Career stretched over five decades
Koko Taylor, a sharecropper’s daughter whose regal bearing and powerful voice earned her the sobriquet “Queen of the Blues,” died June 3 in Chicago after complications from surgery. She was 80.
Taylor’s career stretched more than five decades. While she did not have widespread mainstream success, she was revered and beloved by blues aficionados and earned worldwide acclaim for her work, which including the bestselling song “Wang Dang Doodle” and tunes such as “What Kind of Man Is This” and “I Got What It Takes.”
Taylor appeared on national television numerous times, was the subject of a PBS documentary and had a small part in director David Lynch’s “Wild at Heart.”
Taylor was nominated seven times for Grammy Awards and won in 1984. Taylor last performed on May 7 in Memphis at the Blues Music Awards.
Born Cora Walton just outside Memphis, Taylor said her dream to become a blues singer was nurtured in the cotton fields outside her family’s sharecropper shack.
Orphaned at 11, Koko — a nickname she earned because of an early love of chocolate — moved to Chicago at age 18 with her soon-to-be-husband, the late Robert “Pops” Taylor, in search of work.
The break for Taylor came in 1962, when arranger-composer Willie Dixon, impressed by her voice, got her a Chess recording contract and produced several singles (and two albums) for her, including the million-selling 1965 hit, “Wang Dang Doodle,” which she called silly but which launched her recording career.
From Chicago blues clubs, Taylor took her raucous, gritty, good-time blues on the road to blues and jazz festivals around the nation, and into Europe. After the Chess label folded, she signed with Alligator Records.

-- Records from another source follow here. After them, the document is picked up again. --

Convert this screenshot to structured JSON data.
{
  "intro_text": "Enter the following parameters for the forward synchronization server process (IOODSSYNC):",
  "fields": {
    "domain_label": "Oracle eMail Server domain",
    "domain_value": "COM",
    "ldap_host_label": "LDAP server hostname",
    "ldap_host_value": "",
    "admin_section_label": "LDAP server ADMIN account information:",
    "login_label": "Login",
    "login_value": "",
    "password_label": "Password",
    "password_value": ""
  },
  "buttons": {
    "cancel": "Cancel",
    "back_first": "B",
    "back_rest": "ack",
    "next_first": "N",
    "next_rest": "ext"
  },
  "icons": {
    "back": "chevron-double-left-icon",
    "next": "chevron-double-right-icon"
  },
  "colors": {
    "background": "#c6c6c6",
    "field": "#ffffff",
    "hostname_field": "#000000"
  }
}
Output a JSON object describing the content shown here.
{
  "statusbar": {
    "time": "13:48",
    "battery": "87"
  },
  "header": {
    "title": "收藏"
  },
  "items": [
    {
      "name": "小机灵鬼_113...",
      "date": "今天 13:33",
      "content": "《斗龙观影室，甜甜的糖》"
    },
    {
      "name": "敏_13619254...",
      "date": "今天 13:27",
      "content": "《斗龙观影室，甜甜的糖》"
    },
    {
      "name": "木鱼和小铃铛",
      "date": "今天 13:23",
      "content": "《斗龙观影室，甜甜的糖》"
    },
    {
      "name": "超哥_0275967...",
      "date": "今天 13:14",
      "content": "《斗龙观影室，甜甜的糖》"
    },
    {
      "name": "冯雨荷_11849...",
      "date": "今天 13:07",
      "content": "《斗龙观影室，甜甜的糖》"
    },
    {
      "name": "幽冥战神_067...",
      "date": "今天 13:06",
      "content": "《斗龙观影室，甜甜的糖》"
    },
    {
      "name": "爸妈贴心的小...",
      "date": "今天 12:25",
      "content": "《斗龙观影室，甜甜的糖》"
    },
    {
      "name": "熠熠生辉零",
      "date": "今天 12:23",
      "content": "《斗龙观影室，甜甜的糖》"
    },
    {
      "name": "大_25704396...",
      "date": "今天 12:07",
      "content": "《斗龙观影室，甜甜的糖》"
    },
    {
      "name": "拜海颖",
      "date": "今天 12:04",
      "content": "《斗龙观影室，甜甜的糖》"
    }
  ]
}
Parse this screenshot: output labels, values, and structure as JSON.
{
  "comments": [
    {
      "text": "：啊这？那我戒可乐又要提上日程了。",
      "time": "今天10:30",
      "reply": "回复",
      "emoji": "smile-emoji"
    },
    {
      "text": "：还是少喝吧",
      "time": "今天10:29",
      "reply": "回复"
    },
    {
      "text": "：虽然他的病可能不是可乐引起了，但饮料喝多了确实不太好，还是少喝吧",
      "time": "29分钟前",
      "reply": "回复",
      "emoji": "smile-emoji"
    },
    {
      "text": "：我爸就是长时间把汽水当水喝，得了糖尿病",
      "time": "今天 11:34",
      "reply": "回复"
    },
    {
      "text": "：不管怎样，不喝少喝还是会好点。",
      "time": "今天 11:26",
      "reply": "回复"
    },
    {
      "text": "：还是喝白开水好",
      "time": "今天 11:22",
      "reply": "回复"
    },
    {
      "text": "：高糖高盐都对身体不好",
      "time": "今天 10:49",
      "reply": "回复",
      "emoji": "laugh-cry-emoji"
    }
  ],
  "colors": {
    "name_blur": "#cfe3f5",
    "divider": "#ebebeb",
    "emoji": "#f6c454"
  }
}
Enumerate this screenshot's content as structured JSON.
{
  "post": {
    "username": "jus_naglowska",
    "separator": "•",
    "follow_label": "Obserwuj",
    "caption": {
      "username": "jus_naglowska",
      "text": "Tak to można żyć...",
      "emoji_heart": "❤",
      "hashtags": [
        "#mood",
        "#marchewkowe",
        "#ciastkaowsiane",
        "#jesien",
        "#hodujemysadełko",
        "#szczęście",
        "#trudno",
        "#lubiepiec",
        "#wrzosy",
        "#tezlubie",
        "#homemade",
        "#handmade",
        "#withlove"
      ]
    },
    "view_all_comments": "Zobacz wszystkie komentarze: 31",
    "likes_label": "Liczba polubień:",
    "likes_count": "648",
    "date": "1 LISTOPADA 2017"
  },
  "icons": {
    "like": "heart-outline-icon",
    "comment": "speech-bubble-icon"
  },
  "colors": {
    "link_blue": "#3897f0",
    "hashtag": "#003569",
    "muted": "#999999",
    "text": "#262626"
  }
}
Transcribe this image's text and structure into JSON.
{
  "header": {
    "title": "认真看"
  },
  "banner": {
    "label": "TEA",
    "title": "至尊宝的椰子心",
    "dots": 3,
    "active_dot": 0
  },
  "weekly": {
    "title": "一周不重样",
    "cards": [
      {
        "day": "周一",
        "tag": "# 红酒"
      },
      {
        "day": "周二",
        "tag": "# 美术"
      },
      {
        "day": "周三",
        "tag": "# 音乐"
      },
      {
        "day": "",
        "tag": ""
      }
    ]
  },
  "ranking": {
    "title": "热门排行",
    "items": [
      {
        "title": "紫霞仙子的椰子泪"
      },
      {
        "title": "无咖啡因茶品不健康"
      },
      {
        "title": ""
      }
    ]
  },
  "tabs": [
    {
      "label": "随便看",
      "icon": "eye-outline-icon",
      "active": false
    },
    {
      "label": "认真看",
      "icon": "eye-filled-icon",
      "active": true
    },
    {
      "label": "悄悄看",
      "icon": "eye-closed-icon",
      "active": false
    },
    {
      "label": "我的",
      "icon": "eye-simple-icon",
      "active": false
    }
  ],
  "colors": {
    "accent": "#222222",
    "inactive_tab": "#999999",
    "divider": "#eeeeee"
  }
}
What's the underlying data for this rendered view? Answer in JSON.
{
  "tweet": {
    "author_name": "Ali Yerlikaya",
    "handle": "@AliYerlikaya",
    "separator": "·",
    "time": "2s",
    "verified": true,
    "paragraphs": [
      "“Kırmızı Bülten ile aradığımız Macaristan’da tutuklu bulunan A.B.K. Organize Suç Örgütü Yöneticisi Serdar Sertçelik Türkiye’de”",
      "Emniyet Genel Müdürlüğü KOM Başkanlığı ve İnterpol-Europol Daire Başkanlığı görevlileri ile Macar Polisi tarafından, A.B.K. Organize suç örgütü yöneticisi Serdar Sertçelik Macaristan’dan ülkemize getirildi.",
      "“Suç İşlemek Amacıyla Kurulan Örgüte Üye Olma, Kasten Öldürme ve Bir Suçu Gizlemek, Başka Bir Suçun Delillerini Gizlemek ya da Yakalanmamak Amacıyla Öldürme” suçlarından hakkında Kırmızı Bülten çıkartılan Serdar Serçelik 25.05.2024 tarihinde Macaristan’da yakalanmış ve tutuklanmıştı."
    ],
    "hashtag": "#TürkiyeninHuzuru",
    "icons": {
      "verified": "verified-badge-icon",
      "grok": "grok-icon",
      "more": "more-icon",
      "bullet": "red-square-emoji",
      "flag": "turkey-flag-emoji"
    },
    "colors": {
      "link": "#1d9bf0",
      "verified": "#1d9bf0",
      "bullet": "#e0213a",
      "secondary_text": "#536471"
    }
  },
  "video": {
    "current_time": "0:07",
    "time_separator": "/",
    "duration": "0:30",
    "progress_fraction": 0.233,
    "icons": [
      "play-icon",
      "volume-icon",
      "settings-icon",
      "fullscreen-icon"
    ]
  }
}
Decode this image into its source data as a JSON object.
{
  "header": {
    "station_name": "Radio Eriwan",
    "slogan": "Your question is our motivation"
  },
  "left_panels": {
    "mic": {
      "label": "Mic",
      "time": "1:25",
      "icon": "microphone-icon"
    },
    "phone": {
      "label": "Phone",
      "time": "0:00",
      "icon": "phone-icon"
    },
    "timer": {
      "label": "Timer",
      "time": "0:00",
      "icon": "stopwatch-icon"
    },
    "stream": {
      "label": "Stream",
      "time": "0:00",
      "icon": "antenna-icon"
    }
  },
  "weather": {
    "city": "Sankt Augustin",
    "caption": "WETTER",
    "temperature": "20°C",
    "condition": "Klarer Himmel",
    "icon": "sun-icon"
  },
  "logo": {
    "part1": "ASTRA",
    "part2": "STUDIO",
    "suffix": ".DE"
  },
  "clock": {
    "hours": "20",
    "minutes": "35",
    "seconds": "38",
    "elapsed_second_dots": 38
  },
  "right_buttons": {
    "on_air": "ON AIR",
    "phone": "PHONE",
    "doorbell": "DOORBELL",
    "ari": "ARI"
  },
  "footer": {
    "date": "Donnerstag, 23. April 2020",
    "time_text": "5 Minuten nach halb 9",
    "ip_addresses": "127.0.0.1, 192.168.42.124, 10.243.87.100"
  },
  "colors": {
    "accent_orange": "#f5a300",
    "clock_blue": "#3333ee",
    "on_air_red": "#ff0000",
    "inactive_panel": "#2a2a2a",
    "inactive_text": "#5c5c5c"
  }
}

In most years, she performed at least 100 concerts a year.
In addition to performing, she operated a Chicago nightclub, which closed in November 2001 because her daughter, club manager Joyce Threatt, developed severe asthma and could no longer manage a smoky nightclub.
Survivors include her daughter, husband Hays Harris, grandchildren and great-grandchildren.